Paying in the local currency isn’t just more beneficial for you as a business, it’s also more beneficial for your suppliers themselves. Settling your invoices in GBP causes two main challenges for your supplier, both of which can complicate the payment process and cause delays.
- Using a different currency to that of your supplier can cause delays in the receipt of funds and elongate the process for both parties.
- The supplier may face difficulties matching the credits to invoices, making account reconciliation more complicated and again potentially causing delay or disruption.
Paying in the local currency directly through your bank eradicates these issues, making it faster and simpler to settle invoices with your suppliers.
Furthermore, Lloyds Bank offer consistent margins – irrespective of the channel used or the direction of payment – and the costs could be further lowered depending on volume. For example, if you undertake more than £500,000 worth of International Payment foreign exchange conversions each year, you may be eligible for tailored margins.
Introducing Foreign Currency Accounts
Additionally, setting up a Foreign Currency Account with your bank gives you the ability to make and receive international payments in a wide variety of currencies to reflect your trading requirements. At Lloyds Bank, we offer these accounts to help both minimise foreign exchange costs and manage exposure to exchange rate movements. We support international payments in 39 currencies, including the G10 currencies and more.
A Foreign Currency Account enables you to pay your suppliers in their local currency, giving you certainty over the timing and exchange rates to help mitigate your FX exposures. It may also help you to avoid paying unnecessarily high costs prescribed by the receiving bank or your supplier.
A family of solutions
Paying overseas suppliers is just one piece of the puzzle when it comes to importing goods and your bank can support you throughout the entire trade journey.
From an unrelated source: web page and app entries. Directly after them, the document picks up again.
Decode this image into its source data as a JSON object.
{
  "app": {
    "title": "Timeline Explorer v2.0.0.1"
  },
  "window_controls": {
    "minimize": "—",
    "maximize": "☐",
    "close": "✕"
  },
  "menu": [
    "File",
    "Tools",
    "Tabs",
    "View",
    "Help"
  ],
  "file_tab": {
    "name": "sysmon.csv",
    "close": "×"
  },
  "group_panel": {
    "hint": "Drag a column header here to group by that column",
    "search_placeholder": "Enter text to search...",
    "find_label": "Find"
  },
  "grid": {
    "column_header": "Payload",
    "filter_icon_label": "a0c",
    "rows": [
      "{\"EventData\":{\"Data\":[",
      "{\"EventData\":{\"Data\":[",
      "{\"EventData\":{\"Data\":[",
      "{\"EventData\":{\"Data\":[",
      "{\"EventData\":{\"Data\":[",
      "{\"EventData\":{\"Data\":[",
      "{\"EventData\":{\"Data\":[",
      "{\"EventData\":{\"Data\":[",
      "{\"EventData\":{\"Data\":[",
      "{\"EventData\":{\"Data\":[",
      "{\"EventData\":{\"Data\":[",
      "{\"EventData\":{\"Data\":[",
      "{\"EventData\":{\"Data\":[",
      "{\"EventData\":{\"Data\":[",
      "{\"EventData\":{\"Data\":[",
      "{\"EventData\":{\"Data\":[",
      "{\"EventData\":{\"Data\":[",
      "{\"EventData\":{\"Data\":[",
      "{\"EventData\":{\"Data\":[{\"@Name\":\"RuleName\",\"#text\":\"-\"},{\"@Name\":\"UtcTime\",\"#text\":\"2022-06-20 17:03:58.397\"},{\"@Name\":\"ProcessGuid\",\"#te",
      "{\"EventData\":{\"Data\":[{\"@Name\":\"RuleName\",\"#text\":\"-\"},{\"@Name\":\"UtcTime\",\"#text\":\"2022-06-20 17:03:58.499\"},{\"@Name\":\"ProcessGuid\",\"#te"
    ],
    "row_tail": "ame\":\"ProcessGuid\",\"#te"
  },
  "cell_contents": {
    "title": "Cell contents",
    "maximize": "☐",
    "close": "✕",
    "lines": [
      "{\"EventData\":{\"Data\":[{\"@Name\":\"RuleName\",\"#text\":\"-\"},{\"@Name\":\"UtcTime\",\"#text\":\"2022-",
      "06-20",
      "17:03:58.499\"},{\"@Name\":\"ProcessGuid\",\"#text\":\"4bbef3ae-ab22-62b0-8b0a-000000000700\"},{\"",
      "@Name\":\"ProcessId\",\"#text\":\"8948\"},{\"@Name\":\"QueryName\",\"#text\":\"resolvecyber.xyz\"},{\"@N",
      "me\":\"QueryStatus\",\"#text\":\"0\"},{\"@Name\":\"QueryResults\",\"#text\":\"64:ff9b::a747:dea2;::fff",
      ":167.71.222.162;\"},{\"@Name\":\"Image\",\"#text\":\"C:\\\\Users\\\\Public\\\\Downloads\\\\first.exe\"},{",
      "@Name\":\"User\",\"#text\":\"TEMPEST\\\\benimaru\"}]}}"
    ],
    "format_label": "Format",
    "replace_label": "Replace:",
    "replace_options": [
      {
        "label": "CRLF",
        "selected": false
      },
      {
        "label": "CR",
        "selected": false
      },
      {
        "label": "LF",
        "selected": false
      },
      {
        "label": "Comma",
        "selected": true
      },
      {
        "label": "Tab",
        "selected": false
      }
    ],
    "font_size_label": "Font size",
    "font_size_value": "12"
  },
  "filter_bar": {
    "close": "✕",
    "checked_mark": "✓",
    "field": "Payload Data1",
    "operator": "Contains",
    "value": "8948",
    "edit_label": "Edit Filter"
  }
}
In addition to managing exposure to FX risk, Lloyds Bank can assist you in managing wider risk and addressing working capital requirements within your supply chains.
Additional trade solutions which can help you access funding or mitigate risks of the non-receipt of goods include:
- Documentary collections: A cost-effective way to mitigate payment risks across your supply chain.
- Letters of Credit: A method of giving you confidence that the goods purchased have been produced to the specification described on the order and successfully delivered.
- Bonds and guarantees: An opportunity to demonstrate improved credit-worthiness with your trading partners, in some cases being required to bid for overseas business.
- Trade finance: A comprehensive range of finance and risk mitigation solutions to help optimise your working capital cycle, whether importing or exporting. Solutions include Trade Loans and Pre- and Post-Shipment Finance
- Open Account solutions: Accelerate payments for invoices ahead of agreed payment terms to optimise working capital, reducing risk and improving supplier relationships.
- International Trade Portal: If you are just starting your importing or exporting journey, there is a wealth of information on our powerful insights platform the International Trade Portal.
Trade is going paperless
Did you know that the way we trade is changing? The Electronic Trade Documents Act came into effect on the 20 September 2023 and makes digital documentation legally recognised on equal footing with its paper counterparts.
Not only is digital trade estimated to provide a £1.14 billion boost to UK businesses over a 10-year period, but it is also intended to reduce bureaucracy – making efficiency savings worth £224 billion and increasing the capacity for innovation within companies. All while slashing carbon emissions by at least ten percent.
For more information on how Lloyds Bank can support your business when importing or exporting, or if you would like to discuss trade digitisation for your business, speak to one of our experts today. You can also get the latest online insights, reports, expert commentary and case studies directly from The Source.
All lending is subject to status.
Documentary Letters of Credit are subject to internationally agreed banking rules (ICC Uniform Customs and Practice for Documentary Credits).